_Assigned task_: The records below are to be returned exactly as written, minus their pictures.

_Records provided_:

-------------------------

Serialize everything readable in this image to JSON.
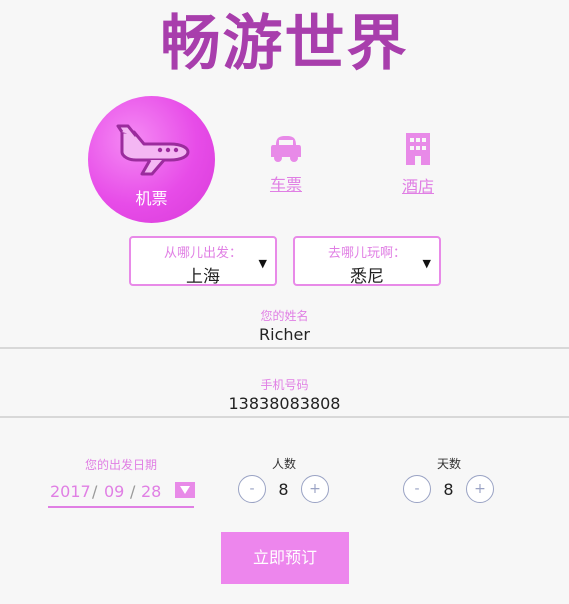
{
  "app": {
    "title": "畅游世界"
  },
  "categories": [
    {
      "label": "机票",
      "icon": "airplane-icon",
      "active": true
    },
    {
      "label": "车票",
      "icon": "car-icon",
      "active": false
    },
    {
      "label": "酒店",
      "icon": "hotel-icon",
      "active": false
    }
  ],
  "route": {
    "from": {
      "label": "从哪儿出发：",
      "value": "上海"
    },
    "to": {
      "label": "去哪儿玩啊：",
      "value": "悉尼"
    }
  },
  "form": {
    "name": {
      "label": "您的姓名",
      "value": "Richer"
    },
    "phone": {
      "label": "手机号码",
      "value": "13838083808"
    }
  },
  "date": {
    "label": "您的出发日期",
    "year": "2017",
    "month": "09",
    "day": "28",
    "sep": "/"
  },
  "people": {
    "label": "人数",
    "value": "8",
    "minus": "-",
    "plus": "+"
  },
  "days": {
    "label": "天数",
    "value": "8",
    "minus": "-",
    "plus": "+"
  },
  "submit_label": "立即预订",
  "colors": {
    "brand": "#a83eac",
    "accent": "#e07fe4",
    "button": "#ed86ed"
  }
}
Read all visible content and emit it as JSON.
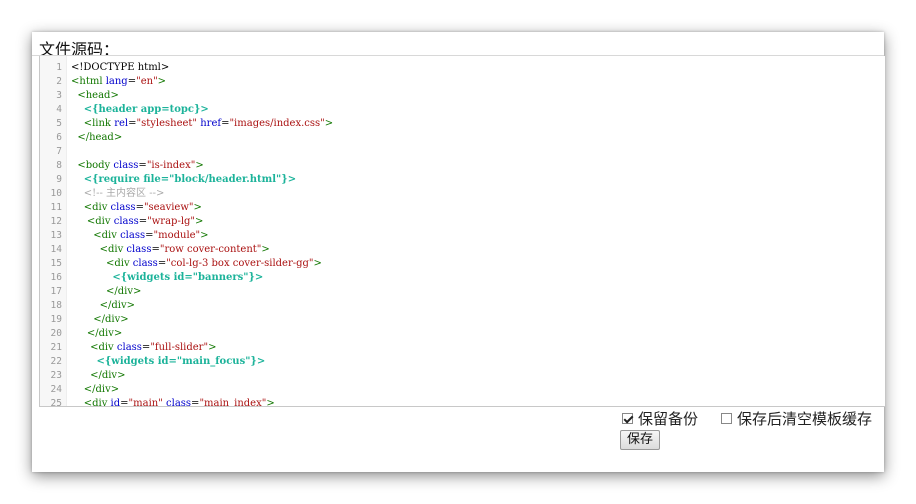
{
  "panel": {
    "title": "文件源码："
  },
  "editor": {
    "lines": [
      {
        "n": "1",
        "indent": "",
        "parts": [
          [
            "plain",
            "<!DOCTYPE html>"
          ]
        ]
      },
      {
        "n": "2",
        "indent": "",
        "parts": [
          [
            "tag",
            "<html "
          ],
          [
            "attr",
            "lang"
          ],
          [
            "plain",
            "="
          ],
          [
            "str",
            "\"en\""
          ],
          [
            "tag",
            ">"
          ]
        ]
      },
      {
        "n": "3",
        "indent": "  ",
        "parts": [
          [
            "tag",
            "<head>"
          ]
        ]
      },
      {
        "n": "4",
        "indent": "    ",
        "parts": [
          [
            "tpl",
            "<{header app=topc}>"
          ]
        ]
      },
      {
        "n": "5",
        "indent": "    ",
        "parts": [
          [
            "tag",
            "<link "
          ],
          [
            "attr",
            "rel"
          ],
          [
            "plain",
            "="
          ],
          [
            "str",
            "\"stylesheet\""
          ],
          [
            "plain",
            " "
          ],
          [
            "attr",
            "href"
          ],
          [
            "plain",
            "="
          ],
          [
            "str",
            "\"images/index.css\""
          ],
          [
            "tag",
            ">"
          ]
        ]
      },
      {
        "n": "6",
        "indent": "  ",
        "parts": [
          [
            "tag",
            "</head>"
          ]
        ]
      },
      {
        "n": "7",
        "indent": "",
        "parts": []
      },
      {
        "n": "8",
        "indent": "  ",
        "parts": [
          [
            "tag",
            "<body "
          ],
          [
            "attr",
            "class"
          ],
          [
            "plain",
            "="
          ],
          [
            "str",
            "\"is-index\""
          ],
          [
            "tag",
            ">"
          ]
        ]
      },
      {
        "n": "9",
        "indent": "    ",
        "parts": [
          [
            "tpl",
            "<{require file=\"block/header.html\"}>"
          ]
        ]
      },
      {
        "n": "10",
        "indent": "    ",
        "parts": [
          [
            "cmt",
            "<!-- 主内容区 -->"
          ]
        ]
      },
      {
        "n": "11",
        "indent": "    ",
        "parts": [
          [
            "tag",
            "<div "
          ],
          [
            "attr",
            "class"
          ],
          [
            "plain",
            "="
          ],
          [
            "str",
            "\"seaview\""
          ],
          [
            "tag",
            ">"
          ]
        ]
      },
      {
        "n": "12",
        "indent": "     ",
        "parts": [
          [
            "tag",
            "<div "
          ],
          [
            "attr",
            "class"
          ],
          [
            "plain",
            "="
          ],
          [
            "str",
            "\"wrap-lg\""
          ],
          [
            "tag",
            ">"
          ]
        ]
      },
      {
        "n": "13",
        "indent": "       ",
        "parts": [
          [
            "tag",
            "<div "
          ],
          [
            "attr",
            "class"
          ],
          [
            "plain",
            "="
          ],
          [
            "str",
            "\"module\""
          ],
          [
            "tag",
            ">"
          ]
        ]
      },
      {
        "n": "14",
        "indent": "         ",
        "parts": [
          [
            "tag",
            "<div "
          ],
          [
            "attr",
            "class"
          ],
          [
            "plain",
            "="
          ],
          [
            "str",
            "\"row cover-content\""
          ],
          [
            "tag",
            ">"
          ]
        ]
      },
      {
        "n": "15",
        "indent": "           ",
        "parts": [
          [
            "tag",
            "<div "
          ],
          [
            "attr",
            "class"
          ],
          [
            "plain",
            "="
          ],
          [
            "str",
            "\"col-lg-3 box cover-silder-gg\""
          ],
          [
            "tag",
            ">"
          ]
        ]
      },
      {
        "n": "16",
        "indent": "             ",
        "parts": [
          [
            "tpl",
            "<{widgets id=\"banners\"}>"
          ]
        ]
      },
      {
        "n": "17",
        "indent": "           ",
        "parts": [
          [
            "tag",
            "</div>"
          ]
        ]
      },
      {
        "n": "18",
        "indent": "         ",
        "parts": [
          [
            "tag",
            "</div>"
          ]
        ]
      },
      {
        "n": "19",
        "indent": "       ",
        "parts": [
          [
            "tag",
            "</div>"
          ]
        ]
      },
      {
        "n": "20",
        "indent": "     ",
        "parts": [
          [
            "tag",
            "</div>"
          ]
        ]
      },
      {
        "n": "21",
        "indent": "      ",
        "parts": [
          [
            "tag",
            "<div "
          ],
          [
            "attr",
            "class"
          ],
          [
            "plain",
            "="
          ],
          [
            "str",
            "\"full-slider\""
          ],
          [
            "tag",
            ">"
          ]
        ]
      },
      {
        "n": "22",
        "indent": "        ",
        "parts": [
          [
            "tpl",
            "<{widgets id=\"main_focus\"}>"
          ]
        ]
      },
      {
        "n": "23",
        "indent": "      ",
        "parts": [
          [
            "tag",
            "</div>"
          ]
        ]
      },
      {
        "n": "24",
        "indent": "    ",
        "parts": [
          [
            "tag",
            "</div>"
          ]
        ]
      },
      {
        "n": "25",
        "indent": "    ",
        "parts": [
          [
            "tag",
            "<div "
          ],
          [
            "attr",
            "id"
          ],
          [
            "plain",
            "="
          ],
          [
            "str",
            "\"main\""
          ],
          [
            "plain",
            " "
          ],
          [
            "attr",
            "class"
          ],
          [
            "plain",
            "="
          ],
          [
            "str",
            "\"main_index\""
          ],
          [
            "tag",
            ">"
          ]
        ]
      }
    ]
  },
  "options": {
    "keep_backup": {
      "label": "保留备份",
      "checked": true
    },
    "clear_cache": {
      "label": "保存后清空模板缓存",
      "checked": false
    }
  },
  "actions": {
    "save_label": "保存"
  }
}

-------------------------

_Your solution_:
Serialize everything readable in this image to JSON.
{
  "app": {
    "title": "畅游世界"
  },
  "categories": [
    {
      "label": "机票",
      "icon": "airplane-icon",
      "active": true
    },
    {
      "label": "车票",
      "icon": "car-icon",
      "active": false
    },
    {
      "label": "酒店",
      "icon": "hotel-icon",
      "active": false
    }
  ],
  "route": {
    "from": {
      "label": "从哪儿出发：",
      "value": "上海"
    },
    "to": {
      "label": "去哪儿玩啊：",
      "value": "悉尼"
    }
  },
  "form": {
    "name": {
      "label": "您的姓名",
      "value": "Richer"
    },
    "phone": {
      "label": "手机号码",
      "value": "13838083808"
    }
  },
  "date": {
    "label": "您的出发日期",
    "year": "2017",
    "month": "09",
    "day": "28",
    "sep": "/"
  },
  "people": {
    "label": "人数",
    "value": "8",
    "minus": "-",
    "plus": "+"
  },
  "days": {
    "label": "天数",
    "value": "8",
    "minus": "-",
    "plus": "+"
  },
  "submit_label": "立即预订",
  "colors": {
    "brand": "#a83eac",
    "accent": "#e07fe4",
    "button": "#ed86ed"
  }
}
Read all visible content and emit it as JSON.
{
  "panel": {
    "title": "文件源码："
  },
  "editor": {
    "lines": [
      {
        "n": "1",
        "indent": "",
        "parts": [
          [
            "plain",
            "<!DOCTYPE html>"
          ]
        ]
      },
      {
        "n": "2",
        "indent": "",
        "parts": [
          [
            "tag",
            "<html "
          ],
          [
            "attr",
            "lang"
          ],
          [
            "plain",
            "="
          ],
          [
            "str",
            "\"en\""
          ],
          [
            "tag",
            ">"
          ]
        ]
      },
      {
        "n": "3",
        "indent": "  ",
        "parts": [
          [
            "tag",
            "<head>"
          ]
        ]
      },
      {
        "n": "4",
        "indent": "    ",
        "parts": [
          [
            "tpl",
            "<{header app=topc}>"
          ]
        ]
      },
      {
        "n": "5",
        "indent": "    ",
        "parts": [
          [
            "tag",
            "<link "
          ],
          [
            "attr",
            "rel"
          ],
          [
            "plain",
            "="
          ],
          [
            "str",
            "\"stylesheet\""
          ],
          [
            "plain",
            " "
          ],
          [
            "attr",
            "href"
          ],
          [
            "plain",
            "="
          ],
          [
            "str",
            "\"images/index.css\""
          ],
          [
            "tag",
            ">"
          ]
        ]
      },
      {
        "n": "6",
        "indent": "  ",
        "parts": [
          [
            "tag",
            "</head>"
          ]
        ]
      },
      {
        "n": "7",
        "indent": "",
        "parts": []
      },
      {
        "n": "8",
        "indent": "  ",
        "parts": [
          [
            "tag",
            "<body "
          ],
          [
            "attr",
            "class"
          ],
          [
            "plain",
            "="
          ],
          [
            "str",
            "\"is-index\""
          ],
          [
            "tag",
            ">"
          ]
        ]
      },
      {
        "n": "9",
        "indent": "    ",
        "parts": [
          [
            "tpl",
            "<{require file=\"block/header.html\"}>"
          ]
        ]
      },
      {
        "n": "10",
        "indent": "    ",
        "parts": [
          [
            "cmt",
            "<!-- 主内容区 -->"
          ]
        ]
      },
      {
        "n": "11",
        "indent": "    ",
        "parts": [
          [
            "tag",
            "<div "
          ],
          [
            "attr",
            "class"
          ],
          [
            "plain",
            "="
          ],
          [
            "str",
            "\"seaview\""
          ],
          [
            "tag",
            ">"
          ]
        ]
      },
      {
        "n": "12",
        "indent": "     ",
        "parts": [
          [
            "tag",
            "<div "
          ],
          [
            "attr",
            "class"
          ],
          [
            "plain",
            "="
          ],
          [
            "str",
            "\"wrap-lg\""
          ],
          [
            "tag",
            ">"
          ]
        ]
      },
      {
        "n": "13",
        "indent": "       ",
        "parts": [
          [
            "tag",
            "<div "
          ],
          [
            "attr",
            "class"
          ],
          [
            "plain",
            "="
          ],
          [
            "str",
            "\"module\""
          ],
          [
            "tag",
            ">"
          ]
        ]
      },
      {
        "n": "14",
        "indent": "         ",
        "parts": [
          [
            "tag",
            "<div "
          ],
          [
            "attr",
            "class"
          ],
          [
            "plain",
            "="
          ],
          [
            "str",
            "\"row cover-content\""
          ],
          [
            "tag",
            ">"
          ]
        ]
      },
      {
        "n": "15",
        "indent": "           ",
        "parts": [
          [
            "tag",
            "<div "
          ],
          [
            "attr",
            "class"
          ],
          [
            "plain",
            "="
          ],
          [
            "str",
            "\"col-lg-3 box cover-silder-gg\""
          ],
          [
            "tag",
            ">"
          ]
        ]
      },
      {
        "n": "16",
        "indent": "             ",
        "parts": [
          [
            "tpl",
            "<{widgets id=\"banners\"}>"
          ]
        ]
      },
      {
        "n": "17",
        "indent": "           ",
        "parts": [
          [
            "tag",
            "</div>"
          ]
        ]
      },
      {
        "n": "18",
        "indent": "         ",
        "parts": [
          [
            "tag",
            "</div>"
          ]
        ]
      },
      {
        "n": "19",
        "indent": "       ",
        "parts": [
          [
            "tag",
            "</div>"
          ]
        ]
      },
      {
        "n": "20",
        "indent": "     ",
        "parts": [
          [
            "tag",
            "</div>"
          ]
        ]
      },
      {
        "n": "21",
        "indent": "      ",
        "parts": [
          [
            "tag",
            "<div "
          ],
          [
            "attr",
            "class"
          ],
          [
            "plain",
            "="
          ],
          [
            "str",
            "\"full-slider\""
          ],
          [
            "tag",
            ">"
          ]
        ]
      },
      {
        "n": "22",
        "indent": "        ",
        "parts": [
          [
            "tpl",
            "<{widgets id=\"main_focus\"}>"
          ]
        ]
      },
      {
        "n": "23",
        "indent": "      ",
        "parts": [
          [
            "tag",
            "</div>"
          ]
        ]
      },
      {
        "n": "24",
        "indent": "    ",
        "parts": [
          [
            "tag",
            "</div>"
          ]
        ]
      },
      {
        "n": "25",
        "indent": "    ",
        "parts": [
          [
            "tag",
            "<div "
          ],
          [
            "attr",
            "id"
          ],
          [
            "plain",
            "="
          ],
          [
            "str",
            "\"main\""
          ],
          [
            "plain",
            " "
          ],
          [
            "attr",
            "class"
          ],
          [
            "plain",
            "="
          ],
          [
            "str",
            "\"main_index\""
          ],
          [
            "tag",
            ">"
          ]
        ]
      }
    ]
  },
  "options": {
    "keep_backup": {
      "label": "保留备份",
      "checked": true
    },
    "clear_cache": {
      "label": "保存后清空模板缓存",
      "checked": false
    }
  },
  "actions": {
    "save_label": "保存"
  }
}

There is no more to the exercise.